▸ **Work request**
In full and without alteration, print the entries that follow.

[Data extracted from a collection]

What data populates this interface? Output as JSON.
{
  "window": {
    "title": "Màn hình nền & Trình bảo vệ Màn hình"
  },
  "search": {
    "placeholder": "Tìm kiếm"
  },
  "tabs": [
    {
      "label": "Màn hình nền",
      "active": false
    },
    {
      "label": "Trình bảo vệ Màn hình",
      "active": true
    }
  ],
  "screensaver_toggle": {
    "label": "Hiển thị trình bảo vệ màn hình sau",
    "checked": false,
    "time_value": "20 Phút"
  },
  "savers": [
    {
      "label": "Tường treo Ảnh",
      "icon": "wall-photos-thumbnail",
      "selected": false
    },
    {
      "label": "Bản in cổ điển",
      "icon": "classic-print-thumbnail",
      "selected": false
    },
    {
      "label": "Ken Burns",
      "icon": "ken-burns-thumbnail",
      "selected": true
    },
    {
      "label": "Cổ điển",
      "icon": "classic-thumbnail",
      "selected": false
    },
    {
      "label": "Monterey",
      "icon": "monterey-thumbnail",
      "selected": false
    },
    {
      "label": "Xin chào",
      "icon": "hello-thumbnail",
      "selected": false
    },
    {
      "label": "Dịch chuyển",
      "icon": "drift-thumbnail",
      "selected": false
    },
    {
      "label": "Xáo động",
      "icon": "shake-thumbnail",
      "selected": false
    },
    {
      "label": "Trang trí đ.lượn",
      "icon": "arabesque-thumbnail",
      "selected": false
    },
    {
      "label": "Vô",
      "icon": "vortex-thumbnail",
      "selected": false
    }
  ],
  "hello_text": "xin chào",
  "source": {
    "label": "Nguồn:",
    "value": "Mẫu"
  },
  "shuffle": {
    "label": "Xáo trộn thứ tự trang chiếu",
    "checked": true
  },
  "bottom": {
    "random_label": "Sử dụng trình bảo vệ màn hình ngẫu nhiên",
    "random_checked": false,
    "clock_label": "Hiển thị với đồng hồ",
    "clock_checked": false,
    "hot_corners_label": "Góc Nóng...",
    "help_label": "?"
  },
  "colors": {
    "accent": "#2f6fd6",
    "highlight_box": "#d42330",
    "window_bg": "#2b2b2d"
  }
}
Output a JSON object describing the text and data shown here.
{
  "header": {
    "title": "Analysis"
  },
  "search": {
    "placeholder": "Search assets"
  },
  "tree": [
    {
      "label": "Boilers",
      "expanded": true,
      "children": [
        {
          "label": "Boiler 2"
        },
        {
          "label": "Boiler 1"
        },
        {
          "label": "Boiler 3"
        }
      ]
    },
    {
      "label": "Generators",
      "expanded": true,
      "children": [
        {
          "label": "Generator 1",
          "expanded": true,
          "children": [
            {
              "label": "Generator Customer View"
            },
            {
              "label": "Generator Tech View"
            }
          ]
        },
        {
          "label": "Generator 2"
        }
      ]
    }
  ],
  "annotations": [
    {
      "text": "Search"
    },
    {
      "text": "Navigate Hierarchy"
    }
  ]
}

▸ **Written response**
What data populates this interface? Output as JSON.
{
  "window": {
    "title": "Màn hình nền & Trình bảo vệ Màn hình"
  },
  "search": {
    "placeholder": "Tìm kiếm"
  },
  "tabs": [
    {
      "label": "Màn hình nền",
      "active": false
    },
    {
      "label": "Trình bảo vệ Màn hình",
      "active": true
    }
  ],
  "screensaver_toggle": {
    "label": "Hiển thị trình bảo vệ màn hình sau",
    "checked": false,
    "time_value": "20 Phút"
  },
  "savers": [
    {
      "label": "Tường treo Ảnh",
      "icon": "wall-photos-thumbnail",
      "selected": false
    },
    {
      "label": "Bản in cổ điển",
      "icon": "classic-print-thumbnail",
      "selected": false
    },
    {
      "label": "Ken Burns",
      "icon": "ken-burns-thumbnail",
      "selected": true
    },
    {
      "label": "Cổ điển",
      "icon": "classic-thumbnail",
      "selected": false
    },
    {
      "label": "Monterey",
      "icon": "monterey-thumbnail",
      "selected": false
    },
    {
      "label": "Xin chào",
      "icon": "hello-thumbnail",
      "selected": false
    },
    {
      "label": "Dịch chuyển",
      "icon": "drift-thumbnail",
      "selected": false
    },
    {
      "label": "Xáo động",
      "icon": "shake-thumbnail",
      "selected": false
    },
    {
      "label": "Trang trí đ.lượn",
      "icon": "arabesque-thumbnail",
      "selected": false
    },
    {
      "label": "Vô",
      "icon": "vortex-thumbnail",
      "selected": false
    }
  ],
  "hello_text": "xin chào",
  "source": {
    "label": "Nguồn:",
    "value": "Mẫu"
  },
  "shuffle": {
    "label": "Xáo trộn thứ tự trang chiếu",
    "checked": true
  },
  "bottom": {
    "random_label": "Sử dụng trình bảo vệ màn hình ngẫu nhiên",
    "random_checked": false,
    "clock_label": "Hiển thị với đồng hồ",
    "clock_checked": false,
    "hot_corners_label": "Góc Nóng...",
    "help_label": "?"
  },
  "colors": {
    "accent": "#2f6fd6",
    "highlight_box": "#d42330",
    "window_bg": "#2b2b2d"
  }
}
Output a JSON object describing the text and data shown here.
{
  "header": {
    "title": "Analysis"
  },
  "search": {
    "placeholder": "Search assets"
  },
  "tree": [
    {
      "label": "Boilers",
      "expanded": true,
      "children": [
        {
          "label": "Boiler 2"
        },
        {
          "label": "Boiler 1"
        },
        {
          "label": "Boiler 3"
        }
      ]
    },
    {
      "label": "Generators",
      "expanded": true,
      "children": [
        {
          "label": "Generator 1",
          "expanded": true,
          "children": [
            {
              "label": "Generator Customer View"
            },
            {
              "label": "Generator Tech View"
            }
          ]
        },
        {
          "label": "Generator 2"
        }
      ]
    }
  ],
  "annotations": [
    {
      "text": "Search"
    },
    {
      "text": "Navigate Hierarchy"
    }
  ]
}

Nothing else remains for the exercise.